Interior Secretary Ryan Zinke, while he has said he does not want to sell off federal lands wholesale, has been tasked by Trump with whittling down federal lands held as National Monuments. Zinke, when in Congress, strongly supported LWCF. Bishop actually blocked permanent reauthorization of the LWCF for several years.
In a national political space hostile to public lands, one of the few forces remaining is local political need. Political party leaders in Congress very often make exceptions to their ideological policies for members who need something to please constituents and get re-elected.
Local-ness is another part of the LWCF’s political genius. Much of the federal money must be matched by state and local agencies (a sure indicator of local political support). In some cases, the money even goes to private landowners for preserving the habitat of endangered species.
Funding divided among federal, state agencies
Whatever the federal appropriation for the LWCF, it is divvied up among the states according to a formula set by law.
The money in the LWCF actually goes into several pots.
One pot goes to federal land management agencies, often to acquire land that completes a park or other land conservation unit.
A second pot is set aside for grants to states and tribal governments to acquire or develop conservation lands. (Development, for example, might mean building a playground on an existing park.)
Yet another pot goes to protecting American battlefields, often via grants to state or local governments for land acquisition. The federal agencies that get some funding from the LWCF include the National Park Service, the Bureau of Land Management, the U.S. Fish and Wildlife Service, and the U.S. Forest Service. A more detailed breakdown is here.

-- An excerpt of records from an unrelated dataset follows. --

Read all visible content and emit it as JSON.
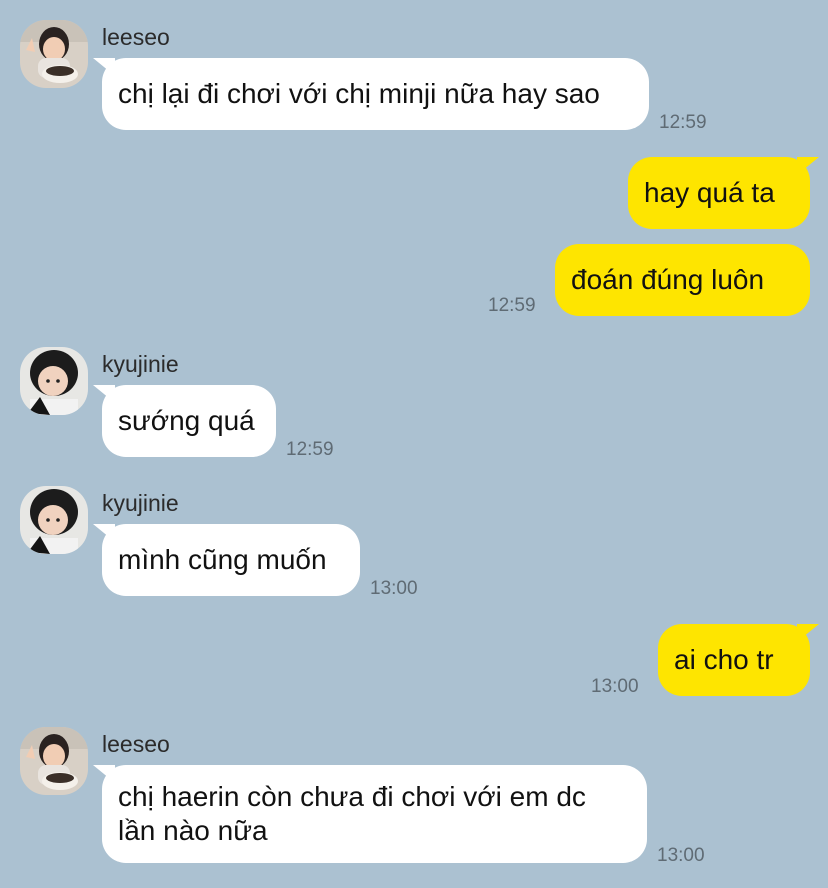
{
  "colors": {
    "background": "#abc1d1",
    "incoming_bubble": "#ffffff",
    "outgoing_bubble": "#fee500"
  },
  "messages": [
    {
      "sender": "leeseo",
      "avatar": "avatar-leeseo",
      "text": "chị lại đi chơi với chị minji nữa hay sao",
      "time": "12:59"
    },
    {
      "direction": "outgoing",
      "text": "hay quá ta"
    },
    {
      "direction": "outgoing",
      "text": "đoán đúng luôn",
      "time": "12:59"
    },
    {
      "sender": "kyujinie",
      "avatar": "avatar-kyujinie",
      "text": "sướng quá",
      "time": "12:59"
    },
    {
      "sender": "kyujinie",
      "avatar": "avatar-kyujinie",
      "text": "mình cũng muốn",
      "time": "13:00"
    },
    {
      "direction": "outgoing",
      "text": "ai cho tr",
      "time": "13:00"
    },
    {
      "sender": "leeseo",
      "avatar": "avatar-leeseo",
      "text_line1": "chị haerin còn chưa đi chơi với em dc",
      "text_line2": "lần nào nữa",
      "time": "13:00"
    }
  ]
}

LWCF money does not always go just to buy land. For example, it could buy an easement or corridor to allow public access to land (or water) that a government already owns. It could buy a conservation easement (use restrictions to protect endangered species) on land that remains privately owned. It could buy public fishing rights on a body of water.
Long-term Congressional authorization for the LWCF actually expired (for the first time since its enactment) on October 1, 2015 — an event bemoaned by the fund’s many supporters.
Many in Congress blamed Bishop. Bishop openly opposed reauthorization, which his committee has jurisdiction over, calling for reforms that would steer the LWCF away from federal land acquisition and toward more local projects.
But the omnibus appropriations bill Congress passed in December 2015 extended authorization for three years. It is now set to expire in October 2018.
Tools for reporting on the LWCF
Environmental journalists can use several tools to find LWCF stories in a given state or locality. One is a map on the U.S. Forest Service website that shows 2017 projects. The Wilderness Society also has an interactive map showing LWCF projects.
The LWCF Coalition, an advocacy group, maintains a set of state-specific fact sheets on LWCF-supported projects. Most of the material is historic rather than current.
Other groups with a stake in the LWCF are the Wilderness Society and the Izaak Walton League.
One group with a dim view of LWCF reauthorization is the American Energy Alliance. Another is the Heritage Foundation.
Check in with the land conservation and management agencies in your state and ask what current and future projects they hope to fund with LWCF help.
The nonpartisan Congressional Research Service has produced a very informative report on the LWCF, including a historical perspective.
* From the weekly news magazine SEJournal Online, Vol. 2, No. 28. Content from each new issue of SEJournal Online is available to the public via the SEJournal Online main page. Subscribe to the e-newsletter here. And see past issues of the SEJournal archived here.